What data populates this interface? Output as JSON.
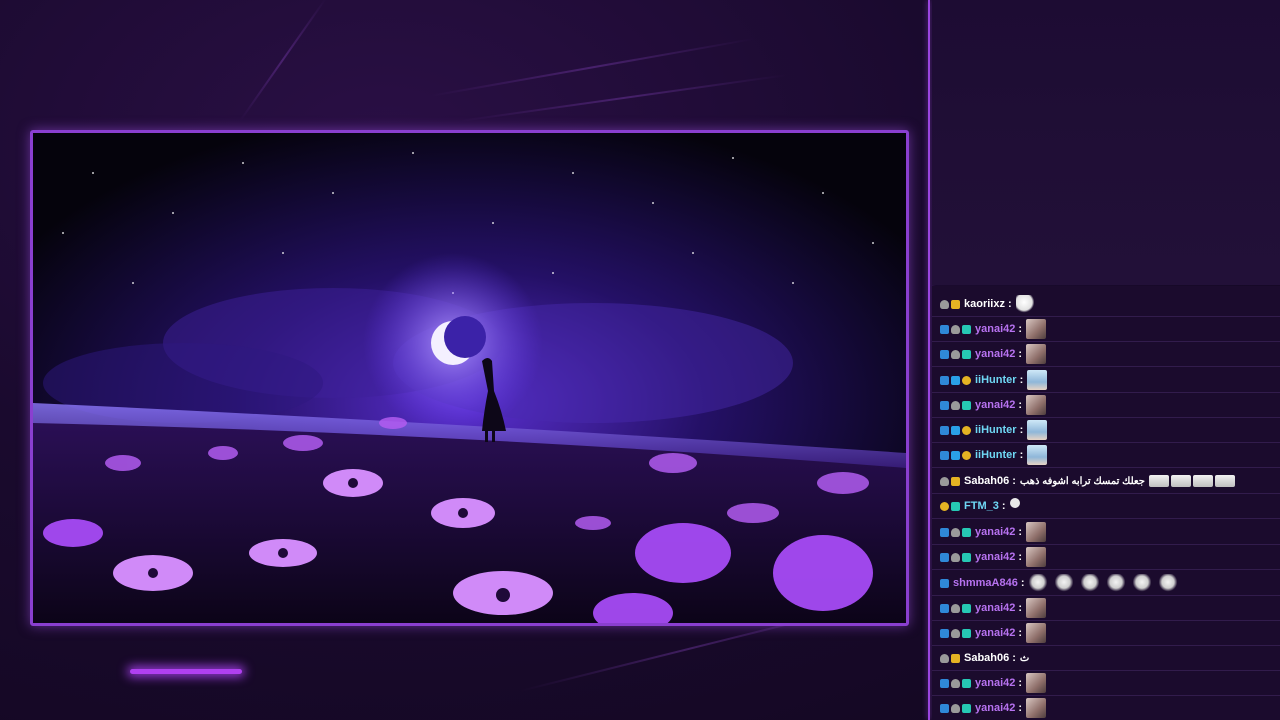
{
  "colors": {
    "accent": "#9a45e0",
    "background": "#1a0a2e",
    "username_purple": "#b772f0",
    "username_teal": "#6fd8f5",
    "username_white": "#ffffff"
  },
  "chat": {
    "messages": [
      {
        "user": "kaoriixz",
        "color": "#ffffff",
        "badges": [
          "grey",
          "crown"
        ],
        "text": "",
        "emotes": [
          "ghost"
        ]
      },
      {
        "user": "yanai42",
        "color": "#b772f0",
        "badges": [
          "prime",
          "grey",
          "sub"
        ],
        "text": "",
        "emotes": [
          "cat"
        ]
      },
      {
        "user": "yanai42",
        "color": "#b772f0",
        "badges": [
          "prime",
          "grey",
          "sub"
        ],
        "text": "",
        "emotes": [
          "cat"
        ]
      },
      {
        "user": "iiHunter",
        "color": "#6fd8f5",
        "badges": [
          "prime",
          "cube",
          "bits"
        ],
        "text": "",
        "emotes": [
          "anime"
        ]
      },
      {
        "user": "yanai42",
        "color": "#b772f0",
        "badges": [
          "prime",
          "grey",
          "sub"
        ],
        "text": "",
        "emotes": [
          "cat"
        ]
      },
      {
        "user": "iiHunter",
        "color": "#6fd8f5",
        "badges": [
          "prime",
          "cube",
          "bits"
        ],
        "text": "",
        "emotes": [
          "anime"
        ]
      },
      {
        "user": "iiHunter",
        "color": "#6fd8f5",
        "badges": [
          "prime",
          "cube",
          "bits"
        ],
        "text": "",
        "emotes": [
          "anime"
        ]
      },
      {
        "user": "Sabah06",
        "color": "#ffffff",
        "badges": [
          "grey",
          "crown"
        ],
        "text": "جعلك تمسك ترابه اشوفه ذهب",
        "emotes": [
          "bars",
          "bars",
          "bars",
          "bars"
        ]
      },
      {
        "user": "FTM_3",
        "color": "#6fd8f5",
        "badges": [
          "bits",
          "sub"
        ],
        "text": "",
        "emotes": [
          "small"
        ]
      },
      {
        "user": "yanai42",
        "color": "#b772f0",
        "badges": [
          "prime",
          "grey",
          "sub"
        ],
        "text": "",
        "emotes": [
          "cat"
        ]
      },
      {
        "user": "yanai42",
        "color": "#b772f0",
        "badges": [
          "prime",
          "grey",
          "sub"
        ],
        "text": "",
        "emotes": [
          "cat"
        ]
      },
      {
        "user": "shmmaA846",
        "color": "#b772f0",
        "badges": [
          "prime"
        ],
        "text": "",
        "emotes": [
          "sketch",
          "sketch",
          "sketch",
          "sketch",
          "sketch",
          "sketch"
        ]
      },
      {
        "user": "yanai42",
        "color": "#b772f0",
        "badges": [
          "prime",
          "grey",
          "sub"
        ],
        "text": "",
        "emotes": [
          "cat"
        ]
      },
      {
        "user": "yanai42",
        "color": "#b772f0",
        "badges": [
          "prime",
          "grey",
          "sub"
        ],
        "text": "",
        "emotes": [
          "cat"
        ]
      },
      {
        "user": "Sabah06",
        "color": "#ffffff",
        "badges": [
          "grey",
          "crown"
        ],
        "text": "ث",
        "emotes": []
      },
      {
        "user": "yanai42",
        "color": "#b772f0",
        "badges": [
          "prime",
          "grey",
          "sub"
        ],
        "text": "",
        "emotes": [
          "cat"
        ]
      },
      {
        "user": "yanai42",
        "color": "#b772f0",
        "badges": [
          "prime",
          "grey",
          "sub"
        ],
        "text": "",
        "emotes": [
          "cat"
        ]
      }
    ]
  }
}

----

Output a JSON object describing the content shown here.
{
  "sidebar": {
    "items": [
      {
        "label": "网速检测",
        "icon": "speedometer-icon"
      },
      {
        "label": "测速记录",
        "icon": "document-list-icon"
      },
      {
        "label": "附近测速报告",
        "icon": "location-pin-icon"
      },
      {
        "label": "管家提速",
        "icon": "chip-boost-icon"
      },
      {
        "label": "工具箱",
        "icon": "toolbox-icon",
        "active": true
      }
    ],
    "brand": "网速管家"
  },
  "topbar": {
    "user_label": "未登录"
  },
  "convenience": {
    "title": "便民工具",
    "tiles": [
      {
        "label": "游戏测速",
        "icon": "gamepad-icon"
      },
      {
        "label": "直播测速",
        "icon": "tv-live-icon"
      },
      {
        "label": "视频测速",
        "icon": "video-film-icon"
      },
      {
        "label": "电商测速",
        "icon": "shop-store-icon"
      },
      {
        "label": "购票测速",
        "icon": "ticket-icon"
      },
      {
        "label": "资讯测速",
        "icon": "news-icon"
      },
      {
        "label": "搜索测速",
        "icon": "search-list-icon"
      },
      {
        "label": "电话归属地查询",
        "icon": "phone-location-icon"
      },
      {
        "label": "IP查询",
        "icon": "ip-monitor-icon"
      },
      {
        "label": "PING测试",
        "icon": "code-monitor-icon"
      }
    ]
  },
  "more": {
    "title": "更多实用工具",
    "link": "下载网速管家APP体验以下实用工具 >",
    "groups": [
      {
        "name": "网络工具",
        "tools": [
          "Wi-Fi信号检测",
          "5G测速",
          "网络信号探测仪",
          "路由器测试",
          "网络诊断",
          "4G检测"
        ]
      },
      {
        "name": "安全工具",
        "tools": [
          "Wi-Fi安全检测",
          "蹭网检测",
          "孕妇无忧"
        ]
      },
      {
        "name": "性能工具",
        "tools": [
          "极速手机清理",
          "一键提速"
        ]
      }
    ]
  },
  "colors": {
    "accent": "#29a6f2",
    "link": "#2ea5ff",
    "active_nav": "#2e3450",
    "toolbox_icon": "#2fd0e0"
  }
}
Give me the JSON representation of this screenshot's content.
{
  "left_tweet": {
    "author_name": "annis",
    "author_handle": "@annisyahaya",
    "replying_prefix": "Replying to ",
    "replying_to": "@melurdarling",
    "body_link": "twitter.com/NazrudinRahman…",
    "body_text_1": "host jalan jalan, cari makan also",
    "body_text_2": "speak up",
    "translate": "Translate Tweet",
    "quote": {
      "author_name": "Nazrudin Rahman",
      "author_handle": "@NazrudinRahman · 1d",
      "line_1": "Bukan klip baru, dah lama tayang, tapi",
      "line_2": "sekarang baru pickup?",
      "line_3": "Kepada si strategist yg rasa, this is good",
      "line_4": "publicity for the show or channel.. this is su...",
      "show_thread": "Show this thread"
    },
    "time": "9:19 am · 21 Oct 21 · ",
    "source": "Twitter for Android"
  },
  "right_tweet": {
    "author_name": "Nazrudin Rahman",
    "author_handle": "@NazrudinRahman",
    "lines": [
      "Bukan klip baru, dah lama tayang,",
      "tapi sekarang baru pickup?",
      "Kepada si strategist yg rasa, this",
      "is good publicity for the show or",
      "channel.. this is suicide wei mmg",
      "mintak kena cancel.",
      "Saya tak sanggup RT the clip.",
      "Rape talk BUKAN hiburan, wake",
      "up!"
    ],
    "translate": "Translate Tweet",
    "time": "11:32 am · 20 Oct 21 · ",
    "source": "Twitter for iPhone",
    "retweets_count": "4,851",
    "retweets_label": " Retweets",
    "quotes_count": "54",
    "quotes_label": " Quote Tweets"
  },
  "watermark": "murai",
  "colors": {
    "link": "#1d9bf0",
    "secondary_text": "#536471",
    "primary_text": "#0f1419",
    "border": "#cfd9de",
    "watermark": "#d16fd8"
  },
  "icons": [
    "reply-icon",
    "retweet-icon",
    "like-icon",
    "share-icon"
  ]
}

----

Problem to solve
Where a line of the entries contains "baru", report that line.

Output
      "line_1": "Bukan klip baru, dah lama tayang, tapi",
      "line_2": "sekarang baru pickup?",
      "Bukan klip baru, dah lama tayang,",
      "tapi sekarang baru pickup?",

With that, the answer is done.